To continue our patriotic chocolate tradition, explore very special options for gifting this Valentine’s Day. To make chocolate from scratch, order cacao from Tabasco’s Agrofloresta Mesomericana. Or try ready-made chocolate bars from Monterrey’s Cuna de Piedra, or Mexico City-based Chocolate Rocio or TA.CHO, for an elevated experience of Mexico’s remaining cocoa production. For fine patisserie, look to Caramela in Monterrey and CDMX’s Tout Chocolat or Numa Xocolat. Mexico City residents can visit MUCHO Museo Chocolate for sensory delight near Paseo de la Reforma and sip chocolate drinks together at La Rifa in the trendy neighborhoods of La Roma and Coyoacan. Find dozens of Mexican bean-to-bar chocolate products in Mexico City at Central Cacao, under the administration of ArteFacto, an artisan products collective. Reserve a romantic table for two at Rosetta, where Chef Elena Reygadas uses Hoja Santa chocolate from Chocolate Rocio in her desserts, and follow it with cacao-rich cocktails at Licoreria Limantour. For servingware, buy a molinillo handcrafted by the team of Arteollin Alonso, whose work was recently featured in the Wall Street Journal and at Harvard University, and complement it with Oaxaca-made pottery from Muy Mexicanas.
Coby Unger of MIT Hobby Shop (left), Juan Alonso Rodriguez (center) and Esteban Alonso (right) of Arteollin Alonso, assembling a wooden lathe.

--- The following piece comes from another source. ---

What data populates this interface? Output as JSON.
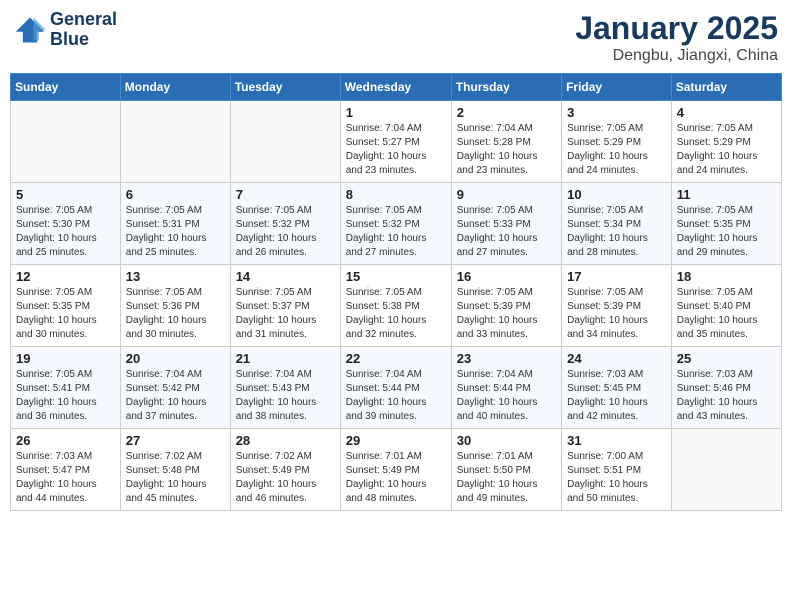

Adventure-seekers can travel to DRUPA for a gastro-focused tour of a cacao plantation in Tabasco or engage with the cultural heritage of San Cristobal de Las Casas by visiting Kakaw Museo del Chocolate. Tabasco is home to two large players, historical hacienda cacao producers with chocolate making businesses. They are Haciendas Jesus Maria and La Luz, today selling chocolate under the brands Cacep and Wolter, respectively. If you’re a Mexican living abroad, consider picking up a disk from Taza Chocolate, Mexican-style chocolate made in the United States. For Francophiles, visit Bonnat in the Alpine town of Voiron for some of the most exclusive chocolate bars made with cacao of Mexican origin. Across the Atlantic, find examples of the Mexican tradition-inspired chocolate a la taza in Las Ramblas, Barcelona, or cioccolato di Modica in Sicily. Across the Pacific, Minimal Chocolate in Japan produces bars with the rough texture of chocolate de mesa and Filipino tablea chocolate products will be very familiar, since the latter were developed under Spanish rule, the first cacao plant in the area arrived from Acapulco. None of these foreign products use Mexican cocoa, but they all draw their inspiration from our traditions.
All of the above are indicative of the longstanding relationship between Mexicans and our chocolate culture worth celebrating on Valentine’s Day.